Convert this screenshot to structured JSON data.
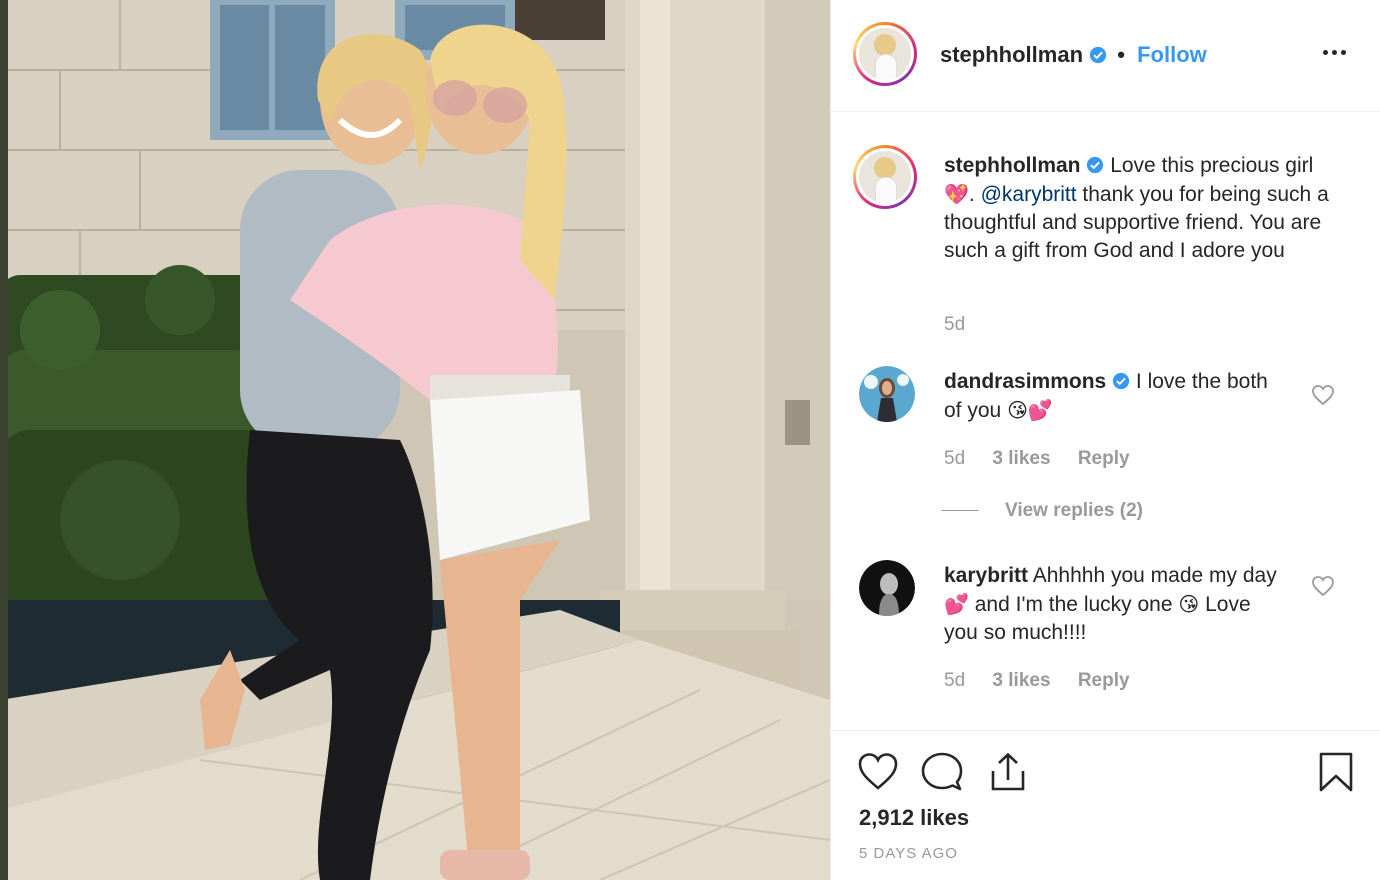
{
  "post": {
    "photo_alt": "",
    "likes": "2,912 likes",
    "age": "5 DAYS AGO"
  },
  "header": {
    "username": "stephhollman",
    "separator": "•",
    "follow_label": "Follow",
    "more_icon": "more-horizontal-icon"
  },
  "caption": {
    "username": "stephhollman",
    "text_before_emoji": "Love this precious girl",
    "emoji": "💖",
    "text_before_mention": ". ",
    "mention": "@karybritt",
    "text_after_mention": " thank you for being such a thoughtful and supportive friend. You are such a gift from God and I adore you",
    "time": "5d"
  },
  "comments": [
    {
      "username": "dandrasimmons",
      "text": "I love the both of you",
      "emoji": "😘💕",
      "time": "5d",
      "likes": "3 likes",
      "reply_label": "Reply"
    },
    {
      "username": "karybritt",
      "text_a": "Ahhhhh you made my day",
      "emoji_a": "💕",
      "text_b": "and I'm the lucky one",
      "emoji_b": "😘",
      "text_c": "Love you so much!!!!",
      "time": "5d",
      "likes": "3 likes",
      "reply_label": "Reply"
    }
  ],
  "view_replies": "View replies (2)",
  "colors": {
    "accent": "#3897f0",
    "verified": "#3897f0",
    "muted": "#999999",
    "text": "#262626",
    "mention": "#003569"
  },
  "icons": [
    "heart-icon",
    "comment-icon",
    "share-icon",
    "bookmark-icon",
    "verified-badge-icon"
  ]
}
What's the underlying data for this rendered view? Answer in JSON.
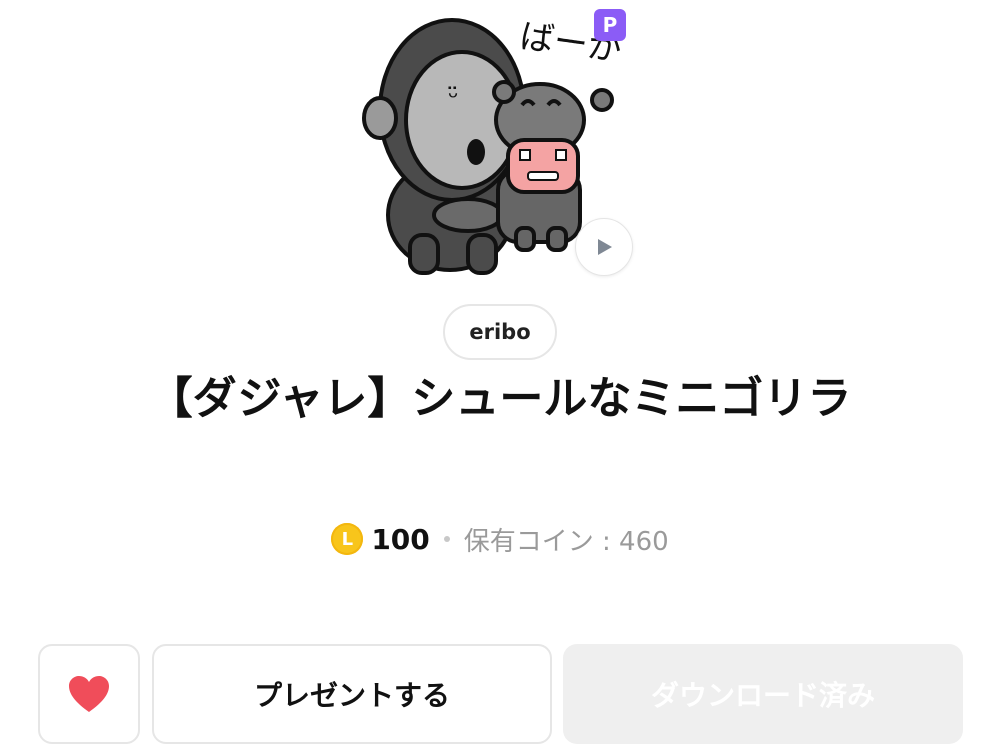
{
  "sticker": {
    "bubble_text": "ばーか",
    "premium_badge": "P",
    "play_icon": "play-icon"
  },
  "author": {
    "name": "eribo"
  },
  "title": "【ダジャレ】シュールなミニゴリラ",
  "price": {
    "coin_icon_label": "L",
    "amount": "100",
    "owned_coins": "保有コイン : 460",
    "coin_color": "#f8c51b"
  },
  "actions": {
    "favorite_icon": "heart-icon",
    "gift_label": "プレゼントする",
    "download_label": "ダウンロード済み",
    "heart_color": "#f04d5a"
  }
}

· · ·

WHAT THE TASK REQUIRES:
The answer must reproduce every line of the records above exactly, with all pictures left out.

RESPONSE TO THIS TASK:
Convert this screenshot to structured JSON data.
{
  "post": {
    "photo_alt": "",
    "likes": "2,912 likes",
    "age": "5 DAYS AGO"
  },
  "header": {
    "username": "stephhollman",
    "separator": "•",
    "follow_label": "Follow",
    "more_icon": "more-horizontal-icon"
  },
  "caption": {
    "username": "stephhollman",
    "text_before_emoji": "Love this precious girl",
    "emoji": "💖",
    "text_before_mention": ". ",
    "mention": "@karybritt",
    "text_after_mention": " thank you for being such a thoughtful and supportive friend. You are such a gift from God and I adore you",
    "time": "5d"
  },
  "comments": [
    {
      "username": "dandrasimmons",
      "text": "I love the both of you",
      "emoji": "😘💕",
      "time": "5d",
      "likes": "3 likes",
      "reply_label": "Reply"
    },
    {
      "username": "karybritt",
      "text_a": "Ahhhhh you made my day",
      "emoji_a": "💕",
      "text_b": "and I'm the lucky one",
      "emoji_b": "😘",
      "text_c": "Love you so much!!!!",
      "time": "5d",
      "likes": "3 likes",
      "reply_label": "Reply"
    }
  ],
  "view_replies": "View replies (2)",
  "colors": {
    "accent": "#3897f0",
    "verified": "#3897f0",
    "muted": "#999999",
    "text": "#262626",
    "mention": "#003569"
  },
  "icons": [
    "heart-icon",
    "comment-icon",
    "share-icon",
    "bookmark-icon",
    "verified-badge-icon"
  ]
}
What's the underlying data for this rendered view? Answer in JSON.
{
  "sticker": {
    "bubble_text": "ばーか",
    "premium_badge": "P",
    "play_icon": "play-icon"
  },
  "author": {
    "name": "eribo"
  },
  "title": "【ダジャレ】シュールなミニゴリラ",
  "price": {
    "coin_icon_label": "L",
    "amount": "100",
    "owned_coins": "保有コイン : 460",
    "coin_color": "#f8c51b"
  },
  "actions": {
    "favorite_icon": "heart-icon",
    "gift_label": "プレゼントする",
    "download_label": "ダウンロード済み",
    "heart_color": "#f04d5a"
  }
}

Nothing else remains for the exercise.